CHETWYND -- A scathing report from BC’s Human Rights Commission is highlighting racism and discrimination faced by minority groups in Chetwynd.

The community brief was heavily focused on the impact colonialism and intergenerational trauma has made on Indigenous people in the district, who make up 26 per cent of the community’s population.

Interviews conducted with Indigenous participants found that they expressed higher-levels of mistrust of public institutions and the RCMP, alleging their interactions with police did not result in the same response or attention than that of non-indigenous residents.

In some cases, participants said their interactions with RCMP reflected over or under policing that unfairly targeted native people compared to their white peers.

Multiple participants said that the first time they experienced racism was in the education system, with many giving accounts of segregation and parents noting different forms required for registration.

The schools telling Indigenous parents their child’s attendance would be monitored to gauge education improvements.

“I did not necessarily want to register them as Aboriginal kids because there’s two different forms.
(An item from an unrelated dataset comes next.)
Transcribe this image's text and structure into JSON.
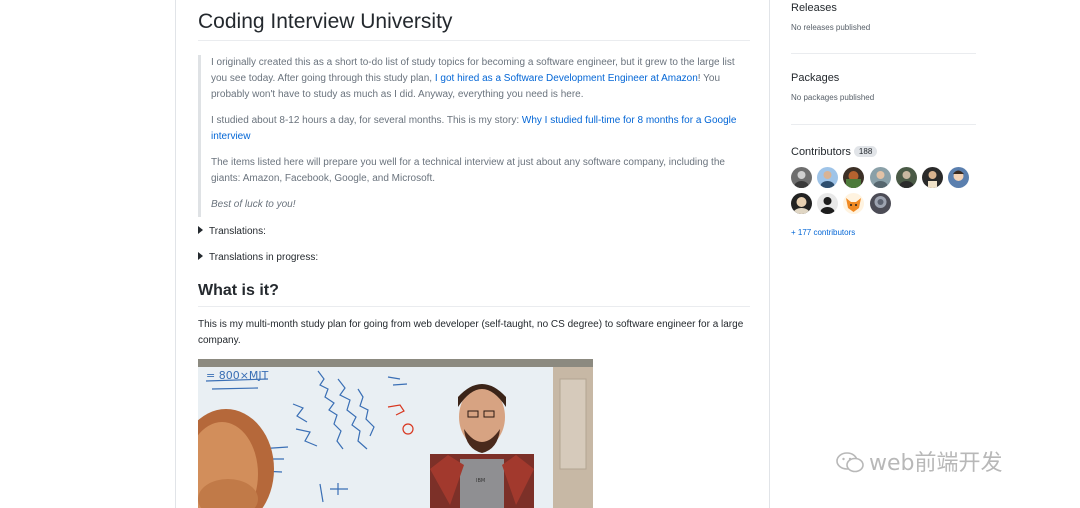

And on this form it said something about how they were going to monitor absences and how they were going to report it and I’m thinking, this should be for every student in the class,” said another participant in the report.

Participants also expressed that they felt educators had lower expectations of them versus their peers, emphasizing passing as opposed to excelling.

Everyday discrimination in stores, restaurants, and casual interaction was also felt by Indigenous people in Chetwynd—coupled with gender-based violence.

“Participants shared that when industry resource workers come to town, they observe violence against Indigenous women and girls in particular,” said the report.

Filipino people, who make up the largest ethnic minority in Chetwynd, say they have faced discrimination for not speaking fluent English and issues obtaining higher paying positions.

“Filipino immigrants are often employed in low-paying customer service jobs that would otherwise go unfilled, resulting in a stereotype in Chetwynd that all Filipinos work at Tim Hortons,” said the report.

Members of the LGBTQ2+ community say they also experience micro-aggressions in their everyday lives, the report highlighting despite inclusive initiatives, during a 2023 Pride Walk, high school students pelted rocks at participants.

The commissioner also heard reports of continued sexual harassment faced by women in the workplace.

The report found that a transient labour force and a 'boom and bust' economy are not only exasperating human rights issues, but mental health and substance use concerns.

The report was part of a collection of briefs that looked to provide a snapshot of human rights in four communities across B.C. as part of the commissioner’s multi-year Baseline Project.

The Chetwynd report was formed following consultations with 39 participants through 17 interviews, and four focus groups.

The full report can be found on the BC Human Rights website.